China — which had vowed to counter any tariffs proposed by the U.S. — responded with a plan to impose tariffs on 128 mostly agricultural products exported by the U.S. to China.

The Chinese government news agency Xinhua quoted a Chinese government official Sunday saying that both sides have agreed to suspend tariffs.

But Mnuchin told CNBC that the tariffs could be put back on the table if no agreement is reached.

U.S. semiconductor executives and others in high-tech were generally wary of the proposed tariffs and the economic impact of a trade war between the two countries. However, many have also pressed for changes in China's rules around lax intellectual property protection, foreign ownership of Chinese businesses and other regulations. 

Jonathan Davis
Jonathan Davis

Last week, a representative of the SEMI trade association testified before a U.S. interagency panel weighing trade tariffs against China, calling for a removal of more than 100 products from the tariff list.

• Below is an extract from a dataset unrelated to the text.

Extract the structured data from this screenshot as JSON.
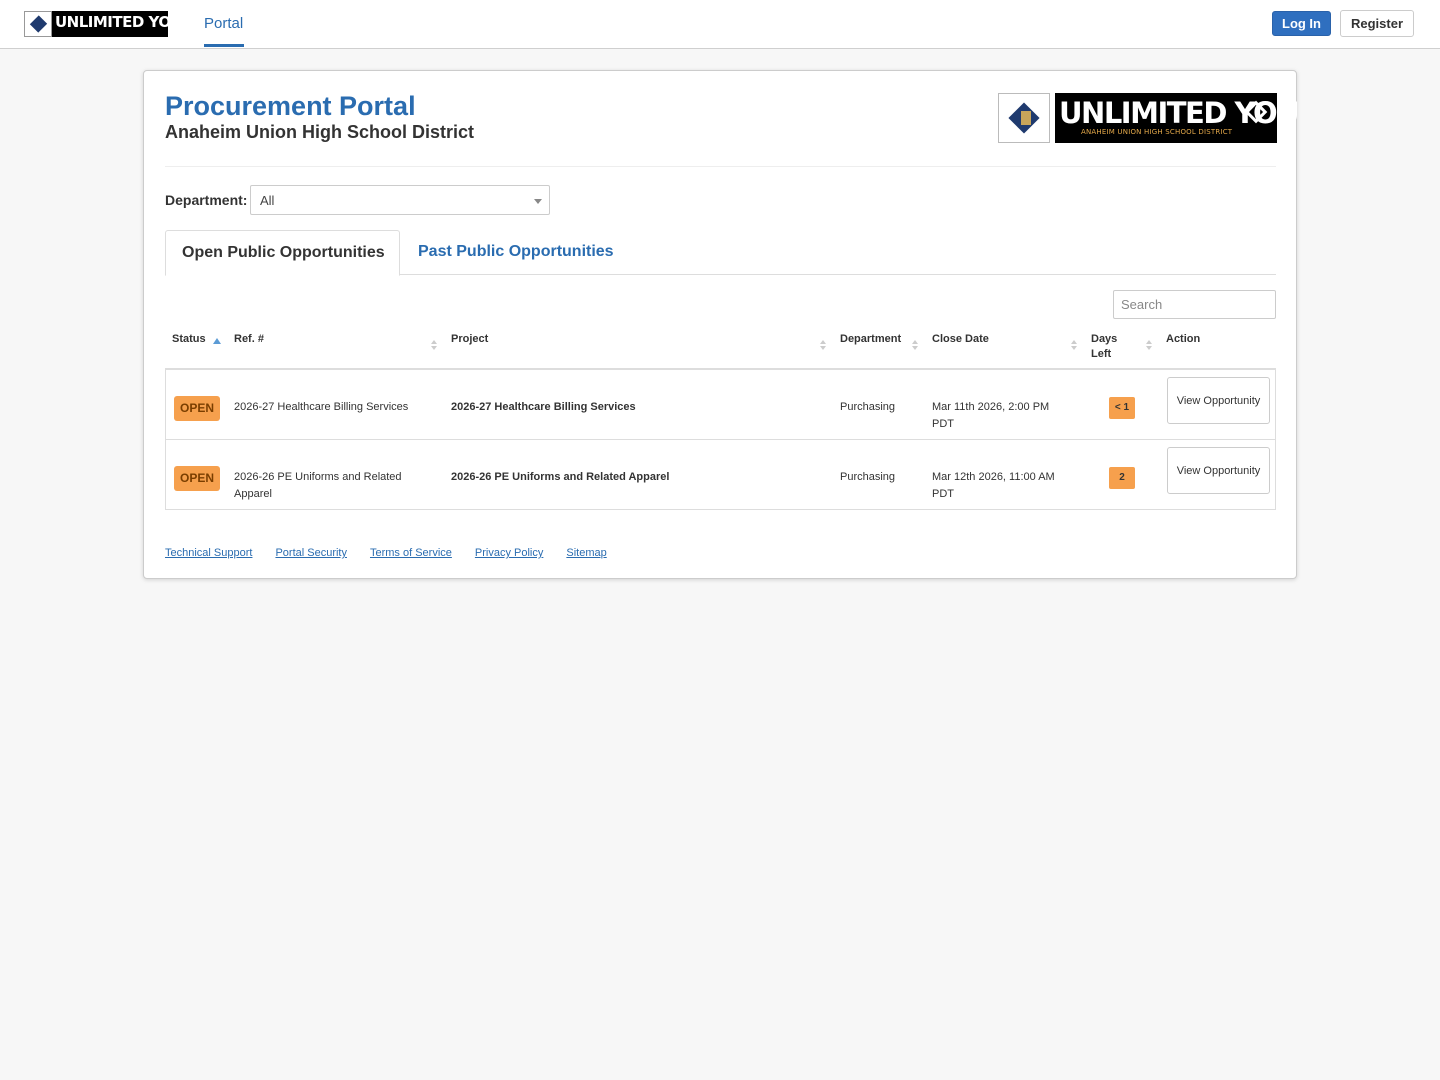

Jonathan Davis, global vice president of industry advocacy at SEMI, told the panel that an escalation of the trade dispute could result in higher consumer prices, an expanded U.S. trade deficit, and a slowdown in U.S. economic growth.

But Davis — who also voiced support for intellectual property protections — said the tariffs if imposed could ultimately undercut the ability of U.S. chipmakers to sell overseas, stifling innovation and curbing U.S. technological leadership.

"We are happy that both sides have come to the table and agreed to suspend the tariffs," Jamie Girard, senior director of public policy at SEMI, told EE Times Monday.

Girard said the tariff proposals had caused a lot of consternation among SEMI's member companies in both the U.S. and China. He called the suspension of the tariffs a good start for putting together a framework of talks that could lead to constructive negotiations, but cautioned that the "devil will be in the details" as the two sides come together for further discussions on the trade deficit, intellectual property protection and other issues.

— Dylan McGrath is the editor-in-chief of EE Times.